Ataxia is a symptom, not a disease. It is a general set of behaviors that indicates a loss of control of normal body movements – sometimes causing rocking, shaking, and loss of balance. It is typically caused by the destruction of myelin in nerve cells; this is the more common mechanism for human diseases such as MS. However, ataxia in Turkish Angora cats has posed a new and unique problem. The ataxia we are seeing in a small portion of our gene pool is marked by similar symptoms, but it is not yet clear what is causing the disease or its progression. This makes our challenge more daunting – we are working against an unknown.
The disease has already been screened and compared to other known feline diseases which cause ataxia, such as GM1 and 2. Lysosomal storage disease has been ruled out through pathological testing. It has also been proven not to be cerebellar hypoplasia, or other diseases known to be caused by viruses in the womb; in fact, the cerebellum is far more normal in ataxic TA kittens than would be expected with this type of problem. Researchers now suspect it could be driven by an inner ear disorder – we have been able to rule so much out thanks to the work of cooperative breeders, and only more of the same will find the answer!
The onset of symptoms in this disease is 2-4 weeks, generally just after the kittens begin to walk. They will begin to shake, and will generally have a downward progression. There is a varying progression of the disease – some kittens, with age, appear to partially compensate; it does not always progress at the same rate, and in many cases, the progression is severe and fatal.
What to do if you suspect ataxia:
If you have reason to believe one or more of your kittens have ataxia, do not panic.

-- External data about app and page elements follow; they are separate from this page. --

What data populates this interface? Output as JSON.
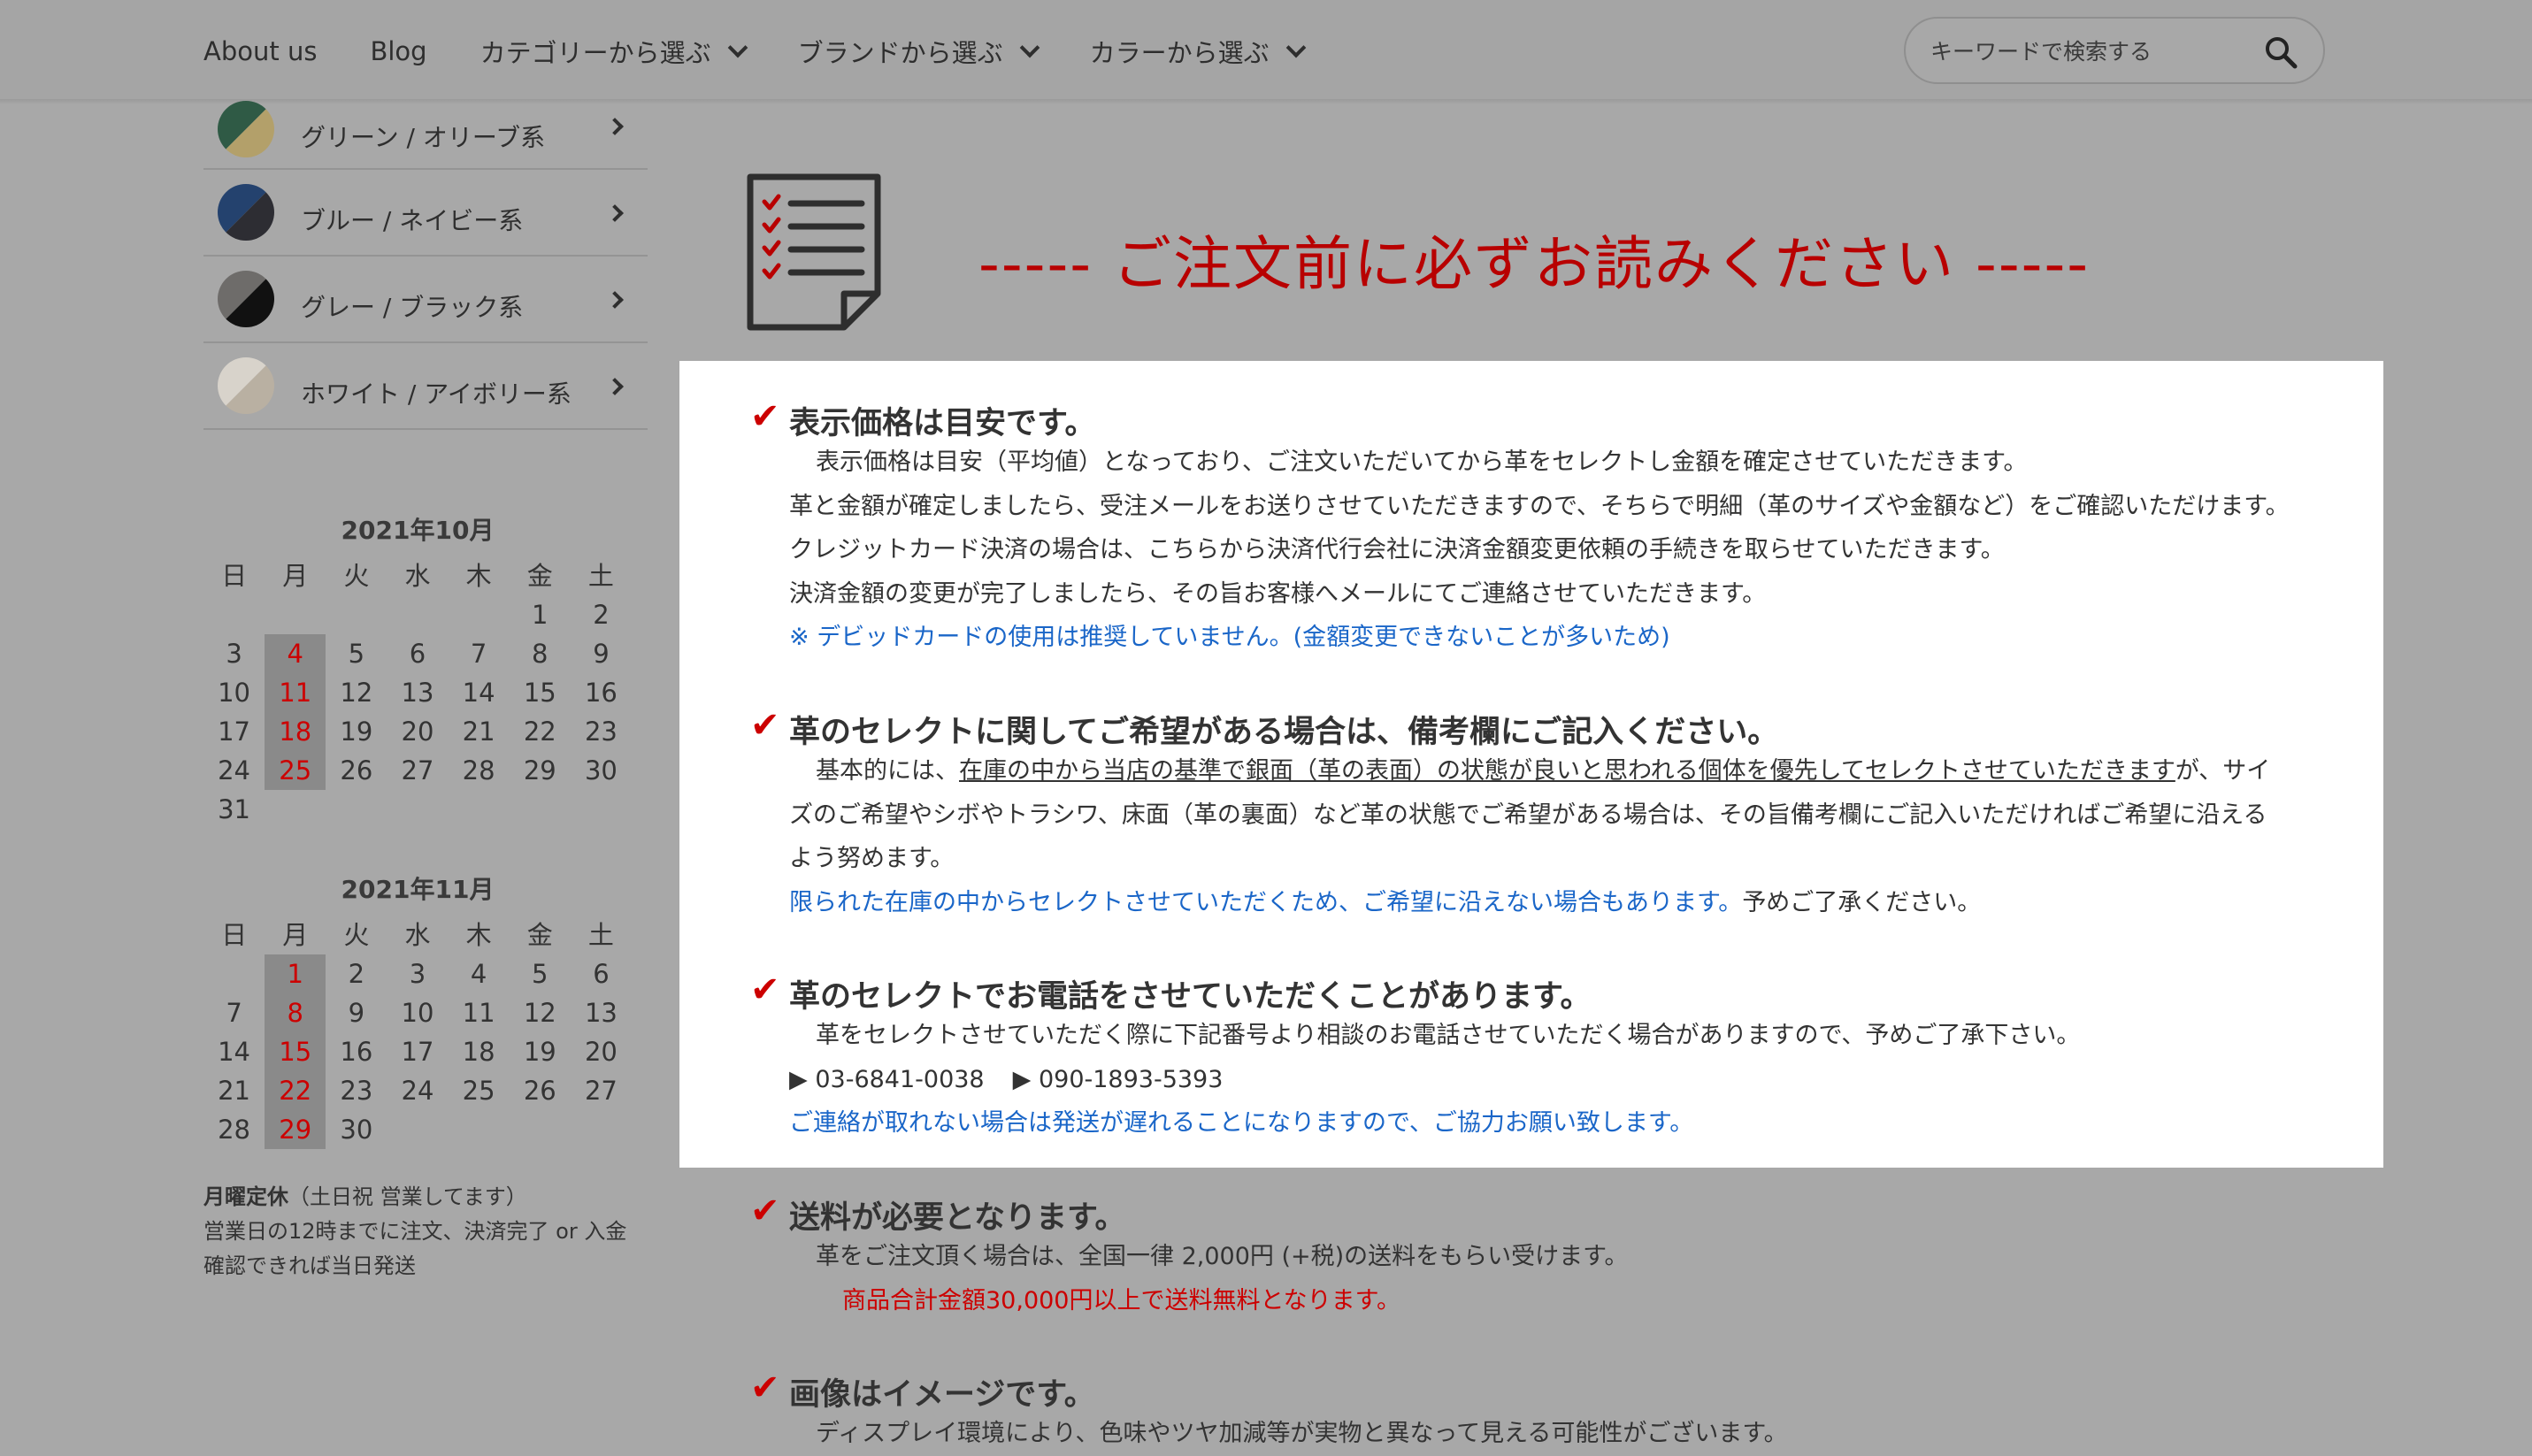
{
  "header": {
    "nav": [
      {
        "label": "About us",
        "dropdown": false
      },
      {
        "label": "Blog",
        "dropdown": false
      },
      {
        "label": "カテゴリーから選ぶ",
        "dropdown": true
      },
      {
        "label": "ブランドから選ぶ",
        "dropdown": true
      },
      {
        "label": "カラーから選ぶ",
        "dropdown": true
      }
    ],
    "search_placeholder": "キーワードで検索する"
  },
  "sidebar": {
    "colors": [
      {
        "label": "グリーン / オリーブ系",
        "c1": "#2f5a45",
        "c2": "#b3a06a"
      },
      {
        "label": "ブルー / ネイビー系",
        "c1": "#24426e",
        "c2": "#2d2d33"
      },
      {
        "label": "グレー / ブラック系",
        "c1": "#6e6c6a",
        "c2": "#111111"
      },
      {
        "label": "ホワイト / アイボリー系",
        "c1": "#d8d3cb",
        "c2": "#b9b0a2"
      }
    ],
    "calendars": [
      {
        "title": "2021年10月",
        "weekdays": [
          "日",
          "月",
          "火",
          "水",
          "木",
          "金",
          "土"
        ],
        "weeks": [
          [
            "",
            "",
            "",
            "",
            "",
            "1",
            "2"
          ],
          [
            "3",
            "4",
            "5",
            "6",
            "7",
            "8",
            "9"
          ],
          [
            "10",
            "11",
            "12",
            "13",
            "14",
            "15",
            "16"
          ],
          [
            "17",
            "18",
            "19",
            "20",
            "21",
            "22",
            "23"
          ],
          [
            "24",
            "25",
            "26",
            "27",
            "28",
            "29",
            "30"
          ],
          [
            "31",
            "",
            "",
            "",
            "",
            "",
            ""
          ]
        ],
        "holidays": [
          "4",
          "11",
          "18",
          "25"
        ]
      },
      {
        "title": "2021年11月",
        "weekdays": [
          "日",
          "月",
          "火",
          "水",
          "木",
          "金",
          "土"
        ],
        "weeks": [
          [
            "",
            "1",
            "2",
            "3",
            "4",
            "5",
            "6"
          ],
          [
            "7",
            "8",
            "9",
            "10",
            "11",
            "12",
            "13"
          ],
          [
            "14",
            "15",
            "16",
            "17",
            "18",
            "19",
            "20"
          ],
          [
            "21",
            "22",
            "23",
            "24",
            "25",
            "26",
            "27"
          ],
          [
            "28",
            "29",
            "30",
            "",
            "",
            "",
            ""
          ]
        ],
        "holidays": [
          "1",
          "8",
          "15",
          "22",
          "29"
        ]
      }
    ],
    "note_bold": "月曜定休",
    "note_rest": "（土日祝 営業してます）",
    "note_line2": "営業日の12時までに注文、決済完了 or 入金確認できれば当日発送"
  },
  "notice": {
    "title": "----- ご注文前に必ずお読みください -----",
    "sections": {
      "s1": {
        "head": "表示価格は目安です。",
        "l1": "表示価格は目安（平均値）となっており、ご注文いただいてから革をセレクトし金額を確定させていただきます。",
        "l2": "革と金額が確定しましたら、受注メールをお送りさせていただきますので、そちらで明細（革のサイズや金額など）をご確認いただけます。",
        "l3": "クレジットカード決済の場合は、こちらから決済代行会社に決済金額変更依頼の手続きを取らせていただきます。",
        "l4": "決済金額の変更が完了しましたら、その旨お客様へメールにてご連絡させていただきます。",
        "l5": "※ デビッドカードの使用は推奨していません。(金額変更できないことが多いため)"
      },
      "s2": {
        "head": "革のセレクトに関してご希望がある場合は、備考欄にご記入ください。",
        "p_pre": "基本的には、",
        "p_u": "在庫の中から当店の基準で銀面（革の表面）の状態が良いと思われる個体を優先してセレクトさせていただきます",
        "p_post": "が、サイズのご希望やシボやトラシワ、床面（革の裏面）など革の状態でご希望がある場合は、その旨備考欄にご記入いただければご希望に沿えるよう努めます。",
        "blue": "限られた在庫の中からセレクトさせていただくため、ご希望に沿えない場合もあります。",
        "tail": "予めご了承ください。"
      },
      "s3": {
        "head": "革のセレクトでお電話をさせていただくことがあります。",
        "l1": "革をセレクトさせていただく際に下記番号より相談のお電話させていただく場合がありますので、予めご了承下さい。",
        "phone1": "▶ 03-6841-0038",
        "phone2": "▶ 090-1893-5393",
        "blue": "ご連絡が取れない場合は発送が遅れることになりますので、ご協力お願い致します。"
      },
      "s4": {
        "head": "送料が必要となります。",
        "l1": "革をご注文頂く場合は、全国一律 2,000円 (+税)の送料をもらい受けます。",
        "red": "商品合計金額30,000円以上で送料無料となります。"
      },
      "s5": {
        "head": "画像はイメージです。",
        "l1": "ディスプレイ環境により、色味やツヤ加減等が実物と異なって見える可能性がございます。"
      }
    }
  }
}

Its penetrance so far indicates it is likely a simple recessive. It is important to know there is nothing you can do in your home that will help the kitten, other than assistive care and hoping for the best. However, you can help immensely by working with your vet, and with Lorraine Shelton, to help us find out more about this disease.
Contact Lorraine at email@example.com and let her know you have an affected kitten. If you can, take videos of your affected kittens – seeing the type of movement and progression of the disease will assist in its classification. Ask your vet to draw 3ccs of whole blood in an EDTA (purple top) tube. At this time, because the focus has shifted to a study of an inner ear disorder, it would be most helpful to transport a LIVE kitten affected by the disease to researchers. Any such kitten will NOT be “experimented on” – it is vital to researchers that they be able to work with the most viable, best quality tissue – this means a necropsy immediately following humane euthanasia. ALL information will be kept strictly confidential. We have a specialist ready to do the testing we need to rule an inner ear disorder in or out. Any kitten sent to the lab will be treated with the highest of ethical and humane standards.
You can do more – if you have a KNOWN carrier – a cat who has thrown ataxia, male or female – when you spay/neuter the cat, save the tissue and have your vet save it in sterile saline or alcohol (saline preferred – but do NOT use formalin), cutting the tissue open to allow the solution to penetrate the tissue. These tissues can then be sent at Lorraine’s direction, also with a blood sample, for archiving at UC Davis, to help us find gene markers. Cheek swabs from littermates to ataxic kittens, as well as prior and subsequent siblings, will also assist in locating the gene responsible.